Like all things aside from Obama’s dogma, lexicons are malleable.
In 2002, when waterboarding was first called torture, I looked up the word’s definition in no fewer than four dictionaries. The original definition was “the use of extreme physical pain or discomfort”. Since waterboarding causes psychological terror by triggering an anti-drowning reflex, but not physical pain per se, it is not torture by definition. In the subsequent decade, dictionaries have been augmented to include non-physical inflictions in the definition of torture. Lexicographers have altered the meaning of a word to fit their own biases, just as the phrase “right-wing” has mutated to serve left-wing masters.
Karl Marx accelerated the realignment of the term. One entomology dictionary notes that the father of socialist evil (no, not Jonathan Stuart Leibowitz) used “reactionary” to marginalize anyone opposed to revolutionary conversion to communism. In America’s meme melting pot, agitators – who loved all things all things communistic – would interchangeably use “reactionary” and “right-wing” to describe people that preferred written constitutions and gobs of freedom. Hence, for decades kids absorbed the artificially dualistic obfuscation of the true origin and basic meaning of “right-wing” while attending their liberal arts colleges (tech school students would never suffer a socialist to be on campus).
Which brings us back to the media (populated by liberal arts graduates) and poor Peter’s propaganda. You’ll notice that his report posted on April 17th at 11:45AM. However, the afternoon before Bergen bemoaned that right-wingers were likely behind the Boston bombings, the National Journal (April 16th at 3:42PM) had already published a piece skeptical that “home grown terrorists” were behind the mayhem. And the Hindustan Times beat the National Journal by three hours in an analysis showing that pressure cooker bombs were in vogue with Al Qaeda. In short, CNN not only got it wrong, but did so a full day after east Indians got it spot-on.
Does CNN provide staff with ukulele lessons?
None of this slowed Bergen, who ham-handedly wove statements designed to associate “right wing” with Al Qaeda in particular and terrorism in general. After madly mentioning the right-wing moniker, he ties the general notion of being right-wing with white supremacists, caps that with a drive-by remark about “right-wing militia groups” before slithering into discussions of Muslim terror campaigns and finishing by resurrecting more white supremacists.
None of this should be surprising since Bergen is a director at the New America Foundation, a joint whose board is left littered with George Soros’ son and similar ilk.

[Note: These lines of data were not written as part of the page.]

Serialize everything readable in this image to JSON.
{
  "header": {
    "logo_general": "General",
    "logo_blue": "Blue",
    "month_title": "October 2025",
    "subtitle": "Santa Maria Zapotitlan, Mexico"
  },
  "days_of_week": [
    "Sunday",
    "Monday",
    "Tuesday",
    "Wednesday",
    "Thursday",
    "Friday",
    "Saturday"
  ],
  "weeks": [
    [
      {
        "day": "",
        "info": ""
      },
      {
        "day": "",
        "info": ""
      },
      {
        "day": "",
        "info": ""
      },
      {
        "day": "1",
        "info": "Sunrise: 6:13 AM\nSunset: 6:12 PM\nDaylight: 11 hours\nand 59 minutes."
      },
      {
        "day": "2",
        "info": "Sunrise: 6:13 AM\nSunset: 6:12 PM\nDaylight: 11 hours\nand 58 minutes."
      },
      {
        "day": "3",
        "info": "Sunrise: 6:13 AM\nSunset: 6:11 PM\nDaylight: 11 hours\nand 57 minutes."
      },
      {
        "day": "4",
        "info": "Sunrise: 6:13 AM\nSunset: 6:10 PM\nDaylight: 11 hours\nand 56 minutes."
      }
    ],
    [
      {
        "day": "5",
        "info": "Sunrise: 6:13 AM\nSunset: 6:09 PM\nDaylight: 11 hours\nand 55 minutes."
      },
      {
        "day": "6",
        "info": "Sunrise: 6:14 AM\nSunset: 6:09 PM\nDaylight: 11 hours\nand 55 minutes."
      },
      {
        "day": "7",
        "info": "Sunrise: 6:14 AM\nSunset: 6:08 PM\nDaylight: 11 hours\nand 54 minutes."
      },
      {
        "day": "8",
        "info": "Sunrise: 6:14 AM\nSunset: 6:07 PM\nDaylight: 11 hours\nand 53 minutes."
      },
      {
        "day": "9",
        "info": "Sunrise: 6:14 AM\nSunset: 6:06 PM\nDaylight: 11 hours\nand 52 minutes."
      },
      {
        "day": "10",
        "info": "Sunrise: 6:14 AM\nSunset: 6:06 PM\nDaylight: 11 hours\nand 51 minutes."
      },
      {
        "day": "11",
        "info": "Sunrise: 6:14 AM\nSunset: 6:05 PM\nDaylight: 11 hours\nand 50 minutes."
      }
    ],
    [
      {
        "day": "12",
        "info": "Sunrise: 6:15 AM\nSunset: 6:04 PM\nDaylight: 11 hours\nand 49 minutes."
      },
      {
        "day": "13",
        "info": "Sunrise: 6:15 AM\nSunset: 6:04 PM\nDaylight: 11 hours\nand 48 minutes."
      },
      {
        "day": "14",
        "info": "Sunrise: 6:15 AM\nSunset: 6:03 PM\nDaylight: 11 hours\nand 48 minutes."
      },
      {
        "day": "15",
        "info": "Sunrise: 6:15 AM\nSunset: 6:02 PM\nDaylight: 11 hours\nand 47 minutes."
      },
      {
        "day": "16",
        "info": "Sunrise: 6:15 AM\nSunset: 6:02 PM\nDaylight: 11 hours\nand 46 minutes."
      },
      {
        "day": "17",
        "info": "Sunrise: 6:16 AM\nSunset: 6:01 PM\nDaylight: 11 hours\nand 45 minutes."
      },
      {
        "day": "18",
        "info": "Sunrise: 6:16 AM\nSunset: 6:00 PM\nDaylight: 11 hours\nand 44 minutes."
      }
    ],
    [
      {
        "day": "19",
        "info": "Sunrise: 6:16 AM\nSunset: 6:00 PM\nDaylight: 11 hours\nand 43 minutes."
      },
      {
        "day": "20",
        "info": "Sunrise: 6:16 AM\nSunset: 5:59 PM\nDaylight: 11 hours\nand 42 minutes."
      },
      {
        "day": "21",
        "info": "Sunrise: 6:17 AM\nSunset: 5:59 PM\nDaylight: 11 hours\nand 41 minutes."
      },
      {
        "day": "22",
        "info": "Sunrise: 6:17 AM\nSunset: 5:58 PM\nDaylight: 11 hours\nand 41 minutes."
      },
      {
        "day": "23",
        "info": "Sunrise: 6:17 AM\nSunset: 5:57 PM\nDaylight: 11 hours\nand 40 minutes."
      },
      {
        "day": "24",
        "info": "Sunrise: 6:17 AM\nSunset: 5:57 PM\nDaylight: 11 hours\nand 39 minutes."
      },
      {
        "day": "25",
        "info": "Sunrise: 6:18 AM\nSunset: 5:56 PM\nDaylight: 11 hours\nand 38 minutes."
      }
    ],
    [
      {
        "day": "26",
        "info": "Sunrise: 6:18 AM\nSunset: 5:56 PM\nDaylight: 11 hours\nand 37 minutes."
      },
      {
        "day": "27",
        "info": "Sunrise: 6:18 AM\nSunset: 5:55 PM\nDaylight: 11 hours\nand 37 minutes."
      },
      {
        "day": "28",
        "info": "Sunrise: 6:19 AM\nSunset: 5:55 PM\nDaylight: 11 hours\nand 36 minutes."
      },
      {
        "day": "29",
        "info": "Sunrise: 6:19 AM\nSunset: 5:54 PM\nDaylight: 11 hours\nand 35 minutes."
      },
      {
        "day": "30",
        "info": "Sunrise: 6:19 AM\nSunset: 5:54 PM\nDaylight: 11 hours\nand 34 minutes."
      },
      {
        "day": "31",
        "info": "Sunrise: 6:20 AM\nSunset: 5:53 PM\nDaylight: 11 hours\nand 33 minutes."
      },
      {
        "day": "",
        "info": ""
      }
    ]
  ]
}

It is little wonder that Americans are increasingly disenchanted with the media. The common man possesses common sense and sees through broadcast canards.